Each entry must be output once more without any change.

++++++

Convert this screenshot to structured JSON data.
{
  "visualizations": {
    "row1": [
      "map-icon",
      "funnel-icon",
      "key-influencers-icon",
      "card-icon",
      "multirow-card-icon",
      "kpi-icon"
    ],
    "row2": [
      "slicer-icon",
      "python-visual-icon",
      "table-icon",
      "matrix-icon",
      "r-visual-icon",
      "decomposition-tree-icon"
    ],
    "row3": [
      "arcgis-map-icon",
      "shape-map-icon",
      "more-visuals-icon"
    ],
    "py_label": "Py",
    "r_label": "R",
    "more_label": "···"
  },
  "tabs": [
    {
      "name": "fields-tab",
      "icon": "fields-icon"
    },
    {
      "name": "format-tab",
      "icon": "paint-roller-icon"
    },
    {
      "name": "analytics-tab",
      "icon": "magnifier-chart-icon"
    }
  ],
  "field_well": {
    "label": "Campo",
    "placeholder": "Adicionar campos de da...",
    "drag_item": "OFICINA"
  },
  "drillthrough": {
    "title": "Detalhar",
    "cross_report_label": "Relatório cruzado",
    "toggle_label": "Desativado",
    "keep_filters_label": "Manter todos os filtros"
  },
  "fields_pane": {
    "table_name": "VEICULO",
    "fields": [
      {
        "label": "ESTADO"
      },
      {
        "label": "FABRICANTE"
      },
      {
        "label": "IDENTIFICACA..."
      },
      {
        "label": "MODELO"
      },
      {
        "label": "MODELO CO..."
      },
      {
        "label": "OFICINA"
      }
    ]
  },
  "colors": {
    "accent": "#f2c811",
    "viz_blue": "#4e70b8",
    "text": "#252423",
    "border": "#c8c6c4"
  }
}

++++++

> [RESPONSE]:
Convert this screenshot to structured JSON data.
{
  "visualizations": {
    "row1": [
      "map-icon",
      "funnel-icon",
      "key-influencers-icon",
      "card-icon",
      "multirow-card-icon",
      "kpi-icon"
    ],
    "row2": [
      "slicer-icon",
      "python-visual-icon",
      "table-icon",
      "matrix-icon",
      "r-visual-icon",
      "decomposition-tree-icon"
    ],
    "row3": [
      "arcgis-map-icon",
      "shape-map-icon",
      "more-visuals-icon"
    ],
    "py_label": "Py",
    "r_label": "R",
    "more_label": "···"
  },
  "tabs": [
    {
      "name": "fields-tab",
      "icon": "fields-icon"
    },
    {
      "name": "format-tab",
      "icon": "paint-roller-icon"
    },
    {
      "name": "analytics-tab",
      "icon": "magnifier-chart-icon"
    }
  ],
  "field_well": {
    "label": "Campo",
    "placeholder": "Adicionar campos de da...",
    "drag_item": "OFICINA"
  },
  "drillthrough": {
    "title": "Detalhar",
    "cross_report_label": "Relatório cruzado",
    "toggle_label": "Desativado",
    "keep_filters_label": "Manter todos os filtros"
  },
  "fields_pane": {
    "table_name": "VEICULO",
    "fields": [
      {
        "label": "ESTADO"
      },
      {
        "label": "FABRICANTE"
      },
      {
        "label": "IDENTIFICACA..."
      },
      {
        "label": "MODELO"
      },
      {
        "label": "MODELO CO..."
      },
      {
        "label": "OFICINA"
      }
    ]
  },
  "colors": {
    "accent": "#f2c811",
    "viz_blue": "#4e70b8",
    "text": "#252423",
    "border": "#c8c6c4"
  }
}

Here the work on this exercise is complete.